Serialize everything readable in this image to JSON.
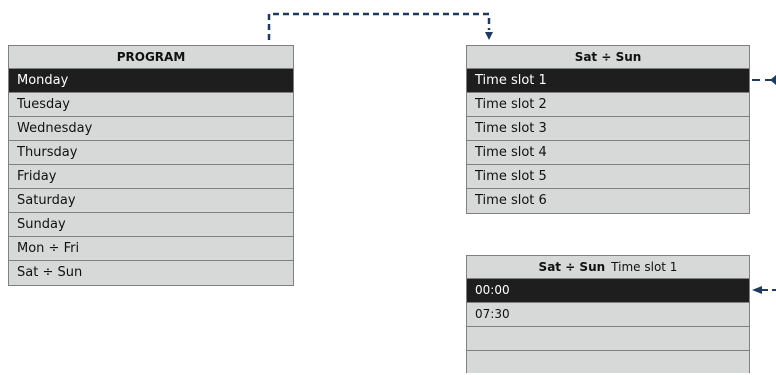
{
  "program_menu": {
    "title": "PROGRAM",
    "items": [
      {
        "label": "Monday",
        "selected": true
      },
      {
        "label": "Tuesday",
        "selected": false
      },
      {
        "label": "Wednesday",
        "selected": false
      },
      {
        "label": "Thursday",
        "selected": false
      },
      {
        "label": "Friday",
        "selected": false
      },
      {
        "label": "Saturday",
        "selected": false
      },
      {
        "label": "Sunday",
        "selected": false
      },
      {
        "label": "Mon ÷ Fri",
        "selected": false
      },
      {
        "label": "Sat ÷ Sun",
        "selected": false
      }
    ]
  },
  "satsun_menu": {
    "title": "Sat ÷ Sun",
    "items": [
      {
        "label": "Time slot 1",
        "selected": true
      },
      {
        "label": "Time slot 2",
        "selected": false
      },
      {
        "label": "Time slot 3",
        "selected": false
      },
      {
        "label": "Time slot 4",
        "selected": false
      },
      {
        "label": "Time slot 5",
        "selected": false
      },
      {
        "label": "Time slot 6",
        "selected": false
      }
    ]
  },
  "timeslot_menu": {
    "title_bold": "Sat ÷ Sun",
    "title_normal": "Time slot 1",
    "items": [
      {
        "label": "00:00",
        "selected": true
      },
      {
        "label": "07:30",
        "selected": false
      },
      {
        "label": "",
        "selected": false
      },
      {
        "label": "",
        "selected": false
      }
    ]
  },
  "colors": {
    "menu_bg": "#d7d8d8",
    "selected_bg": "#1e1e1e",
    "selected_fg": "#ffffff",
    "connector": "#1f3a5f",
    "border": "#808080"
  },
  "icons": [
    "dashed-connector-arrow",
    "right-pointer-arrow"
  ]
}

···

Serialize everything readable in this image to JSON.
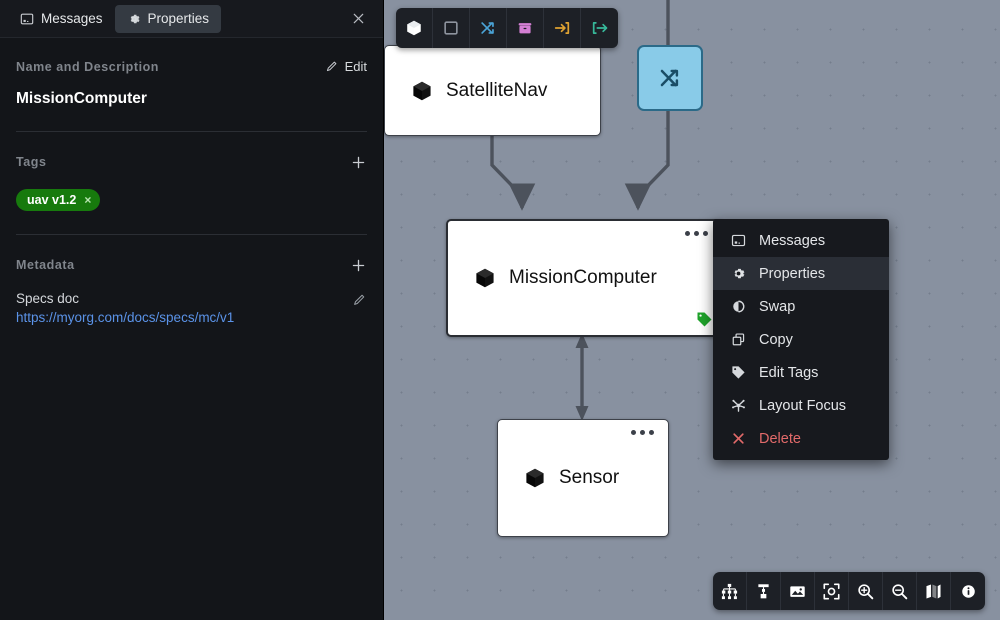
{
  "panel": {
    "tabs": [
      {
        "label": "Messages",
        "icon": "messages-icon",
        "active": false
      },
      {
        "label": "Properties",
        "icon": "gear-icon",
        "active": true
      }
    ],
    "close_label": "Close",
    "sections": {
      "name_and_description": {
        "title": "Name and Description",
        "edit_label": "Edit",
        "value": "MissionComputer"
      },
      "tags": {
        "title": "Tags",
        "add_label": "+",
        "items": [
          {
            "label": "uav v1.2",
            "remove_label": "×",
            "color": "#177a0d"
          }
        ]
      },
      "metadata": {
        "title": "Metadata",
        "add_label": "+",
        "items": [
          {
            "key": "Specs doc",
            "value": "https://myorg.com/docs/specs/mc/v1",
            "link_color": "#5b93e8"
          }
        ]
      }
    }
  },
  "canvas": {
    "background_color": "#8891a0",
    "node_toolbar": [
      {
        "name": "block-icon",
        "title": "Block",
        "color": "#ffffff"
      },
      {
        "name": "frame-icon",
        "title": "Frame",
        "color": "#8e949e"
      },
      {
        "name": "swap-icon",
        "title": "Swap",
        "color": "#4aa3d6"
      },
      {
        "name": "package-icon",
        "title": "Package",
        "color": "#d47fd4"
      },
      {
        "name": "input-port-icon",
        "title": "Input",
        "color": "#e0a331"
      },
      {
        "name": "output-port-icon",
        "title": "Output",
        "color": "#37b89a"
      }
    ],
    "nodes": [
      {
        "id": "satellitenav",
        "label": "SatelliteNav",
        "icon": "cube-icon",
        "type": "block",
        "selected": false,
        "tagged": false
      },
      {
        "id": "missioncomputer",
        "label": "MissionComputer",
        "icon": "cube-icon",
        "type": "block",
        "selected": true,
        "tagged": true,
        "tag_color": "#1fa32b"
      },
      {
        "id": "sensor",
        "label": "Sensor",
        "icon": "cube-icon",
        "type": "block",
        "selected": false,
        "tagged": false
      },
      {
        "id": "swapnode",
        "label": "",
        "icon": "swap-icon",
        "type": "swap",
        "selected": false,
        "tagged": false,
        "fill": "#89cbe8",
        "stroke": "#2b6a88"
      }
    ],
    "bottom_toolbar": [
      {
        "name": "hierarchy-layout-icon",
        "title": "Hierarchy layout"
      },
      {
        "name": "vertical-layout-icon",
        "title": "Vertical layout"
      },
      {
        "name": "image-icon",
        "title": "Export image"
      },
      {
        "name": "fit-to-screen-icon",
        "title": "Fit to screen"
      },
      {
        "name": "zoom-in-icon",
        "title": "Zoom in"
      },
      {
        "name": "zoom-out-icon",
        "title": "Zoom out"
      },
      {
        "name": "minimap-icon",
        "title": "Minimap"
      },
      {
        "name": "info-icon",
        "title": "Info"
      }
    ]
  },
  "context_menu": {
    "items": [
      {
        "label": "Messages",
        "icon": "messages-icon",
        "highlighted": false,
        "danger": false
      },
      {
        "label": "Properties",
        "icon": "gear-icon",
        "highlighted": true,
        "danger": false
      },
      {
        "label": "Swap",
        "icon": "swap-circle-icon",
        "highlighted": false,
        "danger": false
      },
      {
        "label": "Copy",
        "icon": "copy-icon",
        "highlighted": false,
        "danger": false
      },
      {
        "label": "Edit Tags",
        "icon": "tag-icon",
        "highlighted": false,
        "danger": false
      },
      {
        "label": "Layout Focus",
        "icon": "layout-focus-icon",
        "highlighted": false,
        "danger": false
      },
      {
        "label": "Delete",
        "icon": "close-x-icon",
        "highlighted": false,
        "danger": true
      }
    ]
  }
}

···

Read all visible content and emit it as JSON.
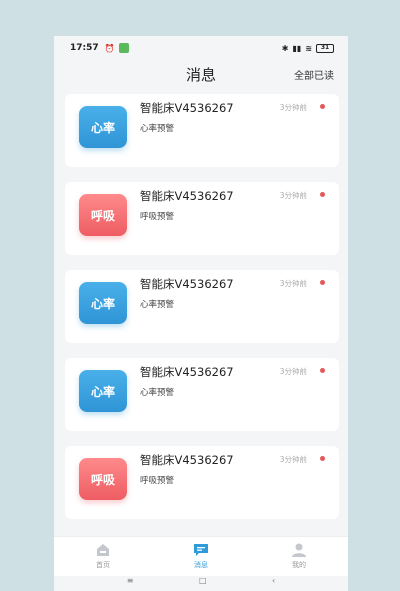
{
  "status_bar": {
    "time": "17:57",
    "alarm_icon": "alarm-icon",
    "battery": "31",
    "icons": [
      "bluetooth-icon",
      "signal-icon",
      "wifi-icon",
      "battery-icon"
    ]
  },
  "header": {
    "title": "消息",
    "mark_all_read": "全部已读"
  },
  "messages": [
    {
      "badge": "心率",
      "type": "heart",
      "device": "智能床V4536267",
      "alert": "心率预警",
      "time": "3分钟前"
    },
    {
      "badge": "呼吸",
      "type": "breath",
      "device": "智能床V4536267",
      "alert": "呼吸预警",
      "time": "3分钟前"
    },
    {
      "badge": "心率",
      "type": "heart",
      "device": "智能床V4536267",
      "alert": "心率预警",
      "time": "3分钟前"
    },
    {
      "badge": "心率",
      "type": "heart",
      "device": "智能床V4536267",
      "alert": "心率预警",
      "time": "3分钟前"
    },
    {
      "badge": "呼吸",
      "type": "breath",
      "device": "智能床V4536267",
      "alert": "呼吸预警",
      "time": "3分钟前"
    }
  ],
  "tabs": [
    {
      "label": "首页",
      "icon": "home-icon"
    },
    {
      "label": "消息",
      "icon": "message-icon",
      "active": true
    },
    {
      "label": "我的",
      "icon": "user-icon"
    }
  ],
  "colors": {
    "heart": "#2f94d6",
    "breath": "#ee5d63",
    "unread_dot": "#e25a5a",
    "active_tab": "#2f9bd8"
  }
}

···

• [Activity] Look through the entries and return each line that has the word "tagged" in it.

• [Answer for this exercise]
        "tagged": false
        "tagged": true,
        "tagged": false
        "tagged": false,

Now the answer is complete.